Assignment:
Your task is to copy each line of the listing that contains the word "speed".

Given records:

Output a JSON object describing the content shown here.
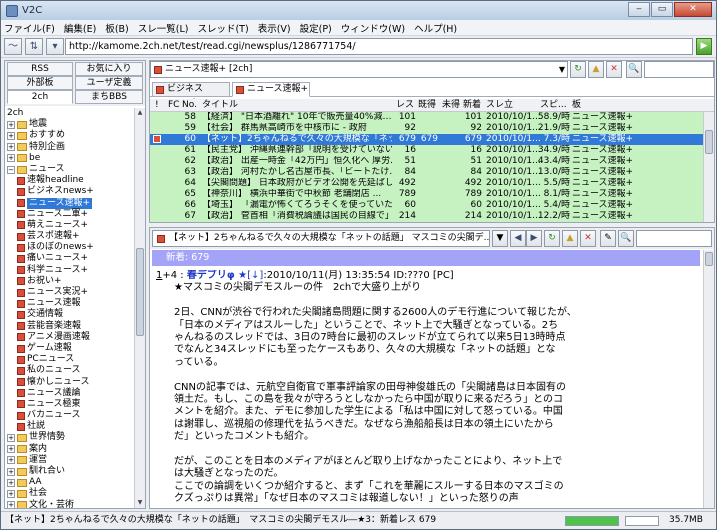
{
  "window": {
    "title": "V2C"
  },
  "menu": [
    "ファイル(F)",
    "編集(E)",
    "板(B)",
    "スレ一覧(L)",
    "スレッド(T)",
    "表示(V)",
    "設定(P)",
    "ウィンドウ(W)",
    "ヘルプ(H)"
  ],
  "url": "http://kamome.2ch.net/test/read.cgi/newsplus/1286771754/",
  "left_tabs": {
    "rss": "RSS",
    "favorites": "お気に入り",
    "external": "外部板",
    "user_defined": "ユーザ定義",
    "ch2": "2ch",
    "machi": "まちBBS"
  },
  "tree": {
    "root": "2ch",
    "items": [
      {
        "label": "地震",
        "type": "folder",
        "expander": "+"
      },
      {
        "label": "おすすめ",
        "type": "folder",
        "expander": "+"
      },
      {
        "label": "特別企画",
        "type": "folder",
        "expander": "+"
      },
      {
        "label": "be",
        "type": "folder",
        "expander": "+"
      },
      {
        "label": "ニュース",
        "type": "folder",
        "expander": "−"
      },
      {
        "label": "速報headline",
        "type": "board"
      },
      {
        "label": "ビジネスnews+",
        "type": "board"
      },
      {
        "label": "ニュース速報+",
        "type": "board",
        "selected": true
      },
      {
        "label": "ニュース二軍+",
        "type": "board"
      },
      {
        "label": "萌えニュース+",
        "type": "board"
      },
      {
        "label": "芸スポ速報+",
        "type": "board"
      },
      {
        "label": "ほのぼのnews+",
        "type": "board"
      },
      {
        "label": "痛いニュース+",
        "type": "board"
      },
      {
        "label": "科学ニュース+",
        "type": "board"
      },
      {
        "label": "お祝い+",
        "type": "board"
      },
      {
        "label": "ニュース実況+",
        "type": "board"
      },
      {
        "label": "ニュース速報",
        "type": "board"
      },
      {
        "label": "交通情報",
        "type": "board"
      },
      {
        "label": "芸能音楽速報",
        "type": "board"
      },
      {
        "label": "アニメ漫画速報",
        "type": "board"
      },
      {
        "label": "ゲーム速報",
        "type": "board"
      },
      {
        "label": "PCニュース",
        "type": "board"
      },
      {
        "label": "私のニュース",
        "type": "board"
      },
      {
        "label": "懐かしニュース",
        "type": "board"
      },
      {
        "label": "ニュース議論",
        "type": "board"
      },
      {
        "label": "ニュース極東",
        "type": "board"
      },
      {
        "label": "バカニュース",
        "type": "board"
      },
      {
        "label": "社説",
        "type": "board"
      },
      {
        "label": "世界情勢",
        "type": "folder",
        "expander": "+"
      },
      {
        "label": "案内",
        "type": "folder",
        "expander": "+"
      },
      {
        "label": "運営",
        "type": "folder",
        "expander": "+"
      },
      {
        "label": "馴れ合い",
        "type": "folder",
        "expander": "+"
      },
      {
        "label": "AA",
        "type": "folder",
        "expander": "+"
      },
      {
        "label": "社会",
        "type": "folder",
        "expander": "+"
      },
      {
        "label": "文化・芸術",
        "type": "folder",
        "expander": "+"
      }
    ]
  },
  "list": {
    "board_combo": "ニュース速報+ [2ch]",
    "tabs": [
      "ビジネスnews+",
      "ニュース速報+"
    ],
    "columns": {
      "mark": "!",
      "fc": "FC",
      "no": "No.",
      "title": "タイトル",
      "res": "レス",
      "read": "既得",
      "unread": "未得",
      "new": "新着",
      "since": "スレ立",
      "speed": "スピ...",
      "board": "板"
    },
    "rows": [
      {
        "no": "58",
        "title": "【経済】 \"日本酒離れ\" 10年で販売量40%減…",
        "res": "101",
        "read": "",
        "new": "101",
        "since": "2010/10/1...",
        "speed": "58.9/時",
        "board": "ニュース速報+"
      },
      {
        "no": "59",
        "title": "【社会】 群馬県高崎市を中核市に - 政府",
        "res": "92",
        "read": "",
        "new": "92",
        "since": "2010/10/1...",
        "speed": "21.9/時",
        "board": "ニュース速報+"
      },
      {
        "no": "60",
        "title": "【ネット】2ちゃんねるで久々の大規模な「ネッ...",
        "res": "679",
        "read": "679",
        "new": "679",
        "since": "2010/10/1...",
        "speed": "7.3/時",
        "board": "ニュース速報+",
        "selected": true
      },
      {
        "no": "61",
        "title": "【民主党】 沖縄県連幹部「説明を受けていない」...",
        "res": "16",
        "read": "",
        "new": "16",
        "since": "2010/10/1...",
        "speed": "34.9/時",
        "board": "ニュース速報+"
      },
      {
        "no": "62",
        "title": "【政治】 出産一時金「42万円」恒久化へ 厚労...",
        "res": "51",
        "read": "",
        "new": "51",
        "since": "2010/10/1...",
        "speed": "43.4/時",
        "board": "ニュース速報+"
      },
      {
        "no": "63",
        "title": "【政治】 河村たかし名古屋市長、「ビートたけ...",
        "res": "84",
        "read": "",
        "new": "84",
        "since": "2010/10/1...",
        "speed": "13.0/時",
        "board": "ニュース速報+"
      },
      {
        "no": "64",
        "title": "【尖閣問題】 日本政府がビデオ公開を先延ばし検...",
        "res": "492",
        "read": "",
        "new": "492",
        "since": "2010/10/1...",
        "speed": "5.5/時",
        "board": "ニュース速報+"
      },
      {
        "no": "65",
        "title": "【神奈川】 横浜中華街で中秋節 老舗閉店 ...",
        "res": "789",
        "read": "",
        "new": "789",
        "since": "2010/10/1...",
        "speed": "8.1/時",
        "board": "ニュース速報+"
      },
      {
        "no": "66",
        "title": "【埼玉】 「漏電が怖くてろうそくを使っていた」...",
        "res": "60",
        "read": "",
        "new": "60",
        "since": "2010/10/1...",
        "speed": "5.4/時",
        "board": "ニュース速報+"
      },
      {
        "no": "67",
        "title": "【政治】 菅首相「消費税論議は国民の目線で」...",
        "res": "214",
        "read": "",
        "new": "214",
        "since": "2010/10/1...",
        "speed": "12.2/時",
        "board": "ニュース速報+"
      }
    ]
  },
  "view": {
    "title": "【ネット】2ちゃんねるで久々の大規模な「ネットの話題」 マスコミの尖閣デ...",
    "new_count": "新着: 679",
    "post": {
      "num": "1",
      "plus": "+4",
      "name": "春デブリφ ★",
      "mail": "[↓]",
      "date": ":2010/10/11(月) 13:35:54 ID:???0 [PC]"
    },
    "body": [
      "★マスコミの尖閣デモスルーの件　2chで大盛り上がり",
      "2日、CNNが渋谷で行われた尖閣諸島問題に関する2600人のデモ行進について報じたが、\n「日本のメディアはスルーした」ということで、ネット上で大騒ぎとなっている。2ち\nゃんねるのスレッドでは、3日の7時台に最初のスレッドが立てられて以来5日13時時点\nでなんと34スレッドにも至ったケースもあり、久々の大規模な「ネットの話題」とな\nっている。",
      "CNNの記事では、元航空自衛官で軍事評論家の田母神俊雄氏の「尖閣諸島は日本固有の\n領土だ。もし、この島を我々が守ろうとしなかったら中国が取りに来るだろう」とのコ\nメントを紹介。また、デモに参加した学生による「私は中国に対して怒っている。中国\nは謝罪し、巡視船の修理代を払うべきだ。なぜなら漁船船長は日本の領土にいたから\nだ」といったコメントも紹介。",
      "だが、このことを日本のメディアがほとんど取り上げなかったことにより、ネット上で\nは大騒ぎとなったのだ。\nここでの論調をいくつか紹介すると、まず「これを華麗にスルーする日本のマスゴミの\nクズっぷりは異常」「なぜ日本のマスコミは報道しない！」といった怒りの声"
    ]
  },
  "status": {
    "text": "【ネット】2ちゃんねるで久々の大規模な「ネットの話題」　マスコミの尖閣デモスル―★3：新着レス 679",
    "progress": 1.0,
    "memory": "35.7MB"
  },
  "colors": {
    "list_row_bg": "#c6f2c2",
    "selection": "#3179d6",
    "new_bar": "#a3a3f7",
    "name_blue": "#1f37c9"
  }
}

Task answer:
      "speed": "スピ...",
        "speed": "58.9/時",
        "speed": "21.9/時",
        "speed": "7.3/時",
        "speed": "34.9/時",
        "speed": "43.4/時",
        "speed": "13.0/時",
        "speed": "5.5/時",
        "speed": "8.1/時",
        "speed": "5.4/時",
        "speed": "12.2/時",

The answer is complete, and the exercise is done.